■ **Dataset entries**:
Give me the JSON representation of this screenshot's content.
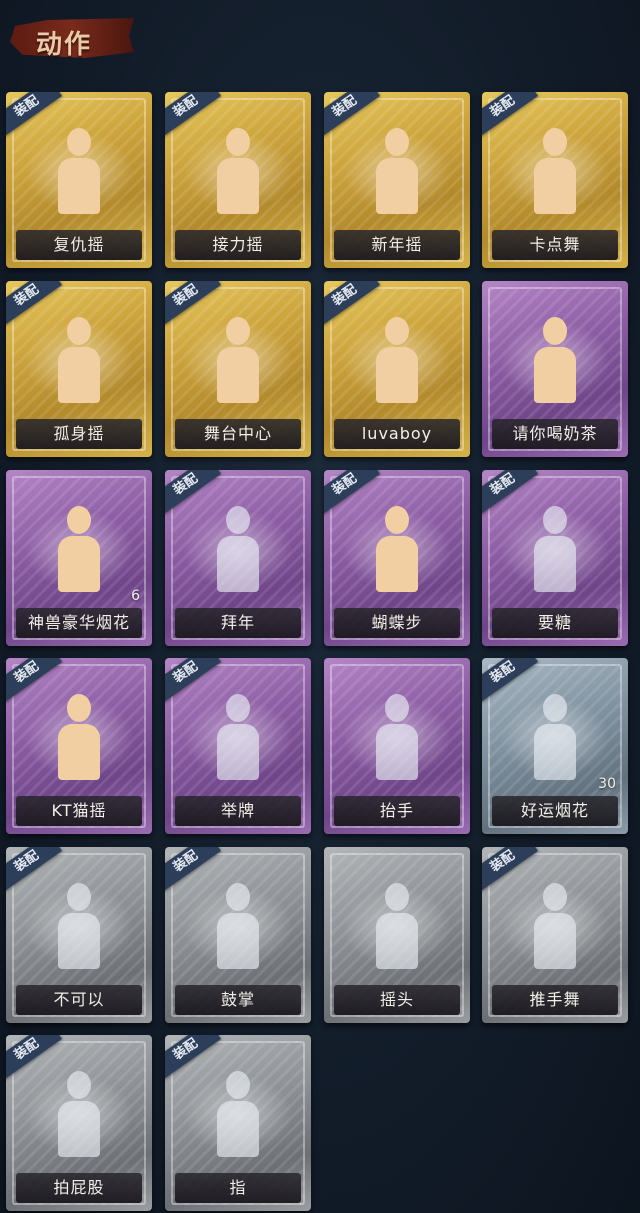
{
  "header": {
    "title": "动作"
  },
  "equip_badge_label": "装配",
  "colors": {
    "gold": "#cda43c",
    "purple": "#8b5ca3",
    "blue": "#7d8f9d",
    "gray": "#8b8f93",
    "badge": "#2c3e5a"
  },
  "actions": [
    {
      "label": "复仇摇",
      "rarity": "gold",
      "equipped": true,
      "icon": "dance-pose-icon",
      "count": ""
    },
    {
      "label": "接力摇",
      "rarity": "gold",
      "equipped": true,
      "icon": "dance-pose-icon",
      "count": ""
    },
    {
      "label": "新年摇",
      "rarity": "gold",
      "equipped": true,
      "icon": "dance-pose-icon",
      "count": ""
    },
    {
      "label": "卡点舞",
      "rarity": "gold",
      "equipped": true,
      "icon": "dance-pose-icon",
      "count": ""
    },
    {
      "label": "孤身摇",
      "rarity": "gold",
      "equipped": true,
      "icon": "dance-pose-icon",
      "count": ""
    },
    {
      "label": "舞台中心",
      "rarity": "gold",
      "equipped": true,
      "icon": "dance-pose-icon",
      "count": ""
    },
    {
      "label": "luvaboy",
      "rarity": "gold",
      "equipped": true,
      "icon": "dance-pose-icon",
      "count": ""
    },
    {
      "label": "请你喝奶茶",
      "rarity": "purple",
      "equipped": false,
      "icon": "milk-tea-sign-icon",
      "count": ""
    },
    {
      "label": "神兽豪华烟花",
      "rarity": "purple",
      "equipped": false,
      "icon": "fireworks-icon",
      "count": "6"
    },
    {
      "label": "拜年",
      "rarity": "purple",
      "equipped": true,
      "icon": "bow-greeting-icon",
      "count": ""
    },
    {
      "label": "蝴蝶步",
      "rarity": "purple",
      "equipped": true,
      "icon": "butterfly-step-icon",
      "count": ""
    },
    {
      "label": "要糖",
      "rarity": "purple",
      "equipped": true,
      "icon": "ask-candy-icon",
      "count": ""
    },
    {
      "label": "KT猫摇",
      "rarity": "purple",
      "equipped": true,
      "icon": "dance-pose-icon",
      "count": ""
    },
    {
      "label": "举牌",
      "rarity": "purple",
      "equipped": true,
      "icon": "hold-sign-icon",
      "count": ""
    },
    {
      "label": "抬手",
      "rarity": "purple",
      "equipped": false,
      "icon": "raise-hand-icon",
      "count": ""
    },
    {
      "label": "好运烟花",
      "rarity": "blue",
      "equipped": true,
      "icon": "firework-canister-icon",
      "count": "30"
    },
    {
      "label": "不可以",
      "rarity": "gray",
      "equipped": true,
      "icon": "finger-wag-icon",
      "count": ""
    },
    {
      "label": "鼓掌",
      "rarity": "gray",
      "equipped": true,
      "icon": "clap-icon",
      "count": ""
    },
    {
      "label": "摇头",
      "rarity": "gray",
      "equipped": false,
      "icon": "shake-head-icon",
      "count": ""
    },
    {
      "label": "推手舞",
      "rarity": "gray",
      "equipped": true,
      "icon": "push-hand-dance-icon",
      "count": ""
    },
    {
      "label": "拍屁股",
      "rarity": "gray",
      "equipped": true,
      "icon": "pat-butt-icon",
      "count": ""
    },
    {
      "label": "指",
      "rarity": "gray",
      "equipped": true,
      "icon": "point-icon",
      "count": ""
    }
  ]
}
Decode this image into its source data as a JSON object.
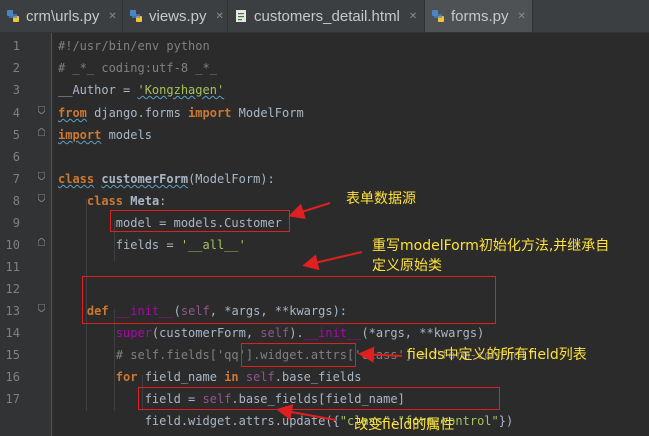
{
  "tabs": [
    {
      "label": "crm\\urls.py",
      "icon": "python-file-icon",
      "active": false
    },
    {
      "label": "views.py",
      "icon": "python-file-icon",
      "active": false
    },
    {
      "label": "customers_detail.html",
      "icon": "html-file-icon",
      "active": false
    },
    {
      "label": "forms.py",
      "icon": "python-file-icon",
      "active": true
    }
  ],
  "editor": {
    "line_numbers": [
      "1",
      "2",
      "3",
      "4",
      "5",
      "6",
      "7",
      "8",
      "9",
      "10",
      "11",
      "12",
      "13",
      "14",
      "15",
      "16",
      "17"
    ],
    "code": {
      "l1": "#!/usr/bin/env python",
      "l2": "# _*_ coding:utf-8 _*_",
      "l3a": "__Author = ",
      "l3b": "'Kongzhagen'",
      "l4a": "from",
      "l4b": " django.forms ",
      "l4c": "import",
      "l4d": " ModelForm",
      "l5a": "import",
      "l5b": " models",
      "l7a": "class",
      "l7b": "customerForm",
      "l7c": "(ModelForm):",
      "l8a": "class",
      "l8b": "Meta",
      "l8c": ":",
      "l9": "model = models.Customer",
      "l10a": "fields = ",
      "l10b": "'__all__'",
      "l12a": "def",
      "l12b": "__init__",
      "l12c": "(",
      "l12d": "self",
      "l12e": ", *args, **kwargs):",
      "l13a": "super",
      "l13b": "(customerForm, ",
      "l13c": "self",
      "l13d": ").",
      "l13e": "__init__",
      "l13f": "(*args, **kwargs)",
      "l14": "# self.fields['qq'].widget.attrs['class'] = \"form-control\"",
      "l15a": "for",
      "l15b": " field_name ",
      "l15c": "in",
      "l15d": "self",
      "l15e": ".base_fields",
      "l16a": "field = ",
      "l16b": "self",
      "l16c": ".base_fields[field_name]",
      "l17a": "field.widget.attrs.update({",
      "l17b": "\"class\"",
      "l17c": ":",
      "l17d": "\"form-control\"",
      "l17e": "})"
    }
  },
  "annotations": {
    "a1": "表单数据源",
    "a2_line1": "重写modelForm初始化方法,并继承自",
    "a2_line2": "定义原始类",
    "a3": "fields中定义的所有field列表",
    "a4": "改变field的属性"
  },
  "colors": {
    "annotation_text": "#ffe23a",
    "annotation_box": "#e02020",
    "background": "#2b2b2b"
  }
}
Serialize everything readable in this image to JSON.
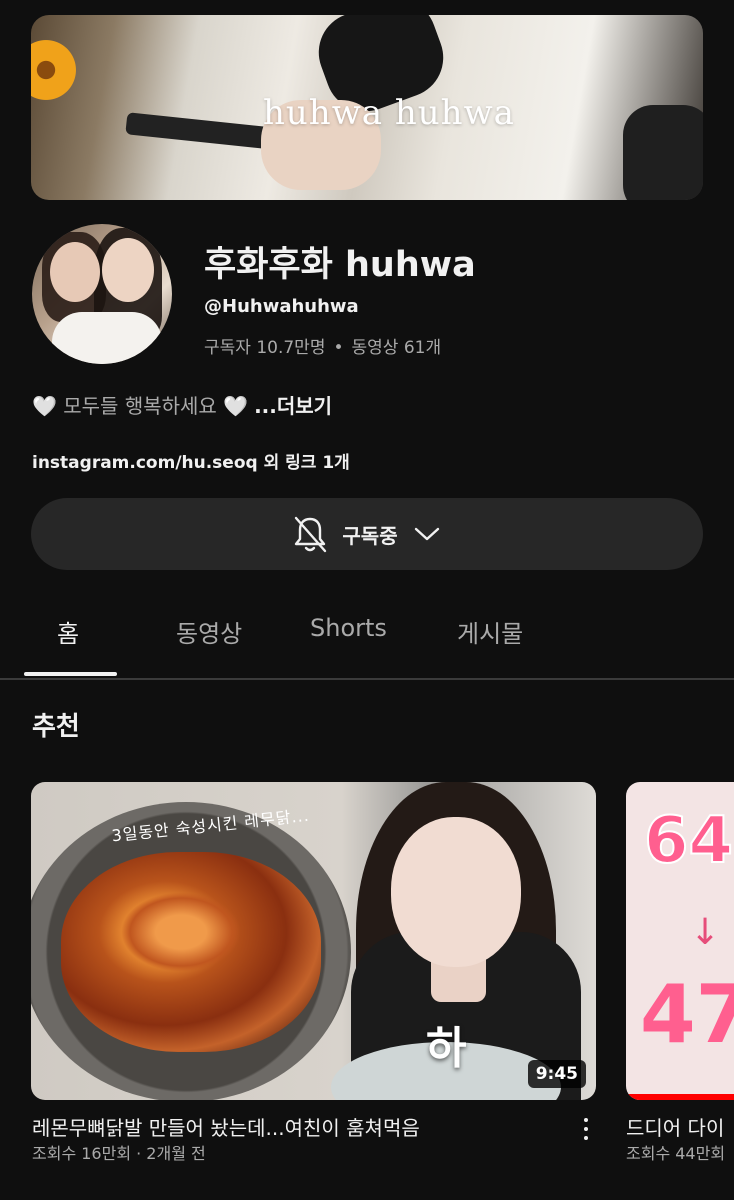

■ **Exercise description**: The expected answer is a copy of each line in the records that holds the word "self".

■ **Final answer**:
      "l12d": "self",
      "l13c": "self",
      "l14": "# self.fields['qq'].widget.attrs['class'] = \"form-control\"",
      "l15d": "self",
      "l16b": "self",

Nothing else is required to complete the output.